If Harrison lacks vision, or an understanding of dramatic tension and pacing, or the very elementary knowledge that performers should be encouraged to perform...well, those are simply shortcomings. But Harrisons greatest sin is no mere act of omission. Harrison thinks he can tell the story of Dune better than Herbert himself. If youre going to indulge this kind of arrogance, youd damn well better be right.
Harrison is wrong. His rewrite doesnt just massacre Herberts beautiful language and powerful dialog. It breaks the very backbone of the story. Why is Paul portrayed as a surly, undisciplined rich kid? What the hell is Irulan doing on Arrakis (wearing a butterfly collection, for God's sake!) before the uprising? Why do they think they have to call it a "Congress" instead of a Landsraad? Why, despite all the inept and irrelevant exposition, does Harrison leave out the most critical information about this universe--that after the Butlerian Jihad against artificial intelligence, humans evolved along three cognitive pathways: the Guild, the Bene Gesserit and the Mentats? That the universe is ripe for a great, violent remixing of genes led by a new kind of human who encompasses all three?

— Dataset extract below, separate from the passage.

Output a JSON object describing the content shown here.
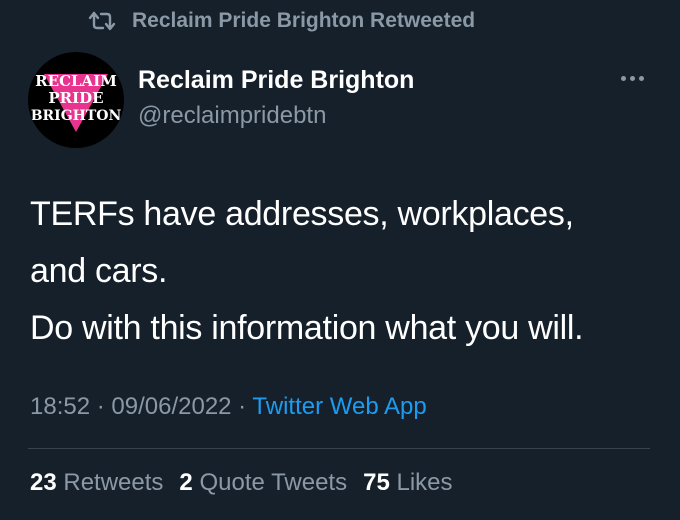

Answer: they think we're too stupid and shallow--just as they think we're too vapid and dull-witted to notice the rudderless direction and lackluster performances. They think they can show us spaceships and sandworms and we'll go "ooooh! aaaah!" and not notice that they've marred one of the supreme accomplishments of the human imagination. Or perhaps they dont care what we think.
Im still hopeful that someday Dune will get the film treatment it deserves. The way Sullydog sees it, neither Lynch, who failed with a flourish, nor Harrison, who has simply failed, can plead unfilmability. If David Lean can make Dr. Zhivago and Lawrence of Arabia, if Bernardo Bertolucci can make The Last Emperor, and if Richard Attenborough can make Ghandi, then I believe it is possible to make a film that captures the sweep, the power, and the beautiful ideas encompassed by Dune. Mr. John Harrison hasnt done that. Im not even sure he really tried.
Frank Herbert on Zoloft. Sullydog does not approve.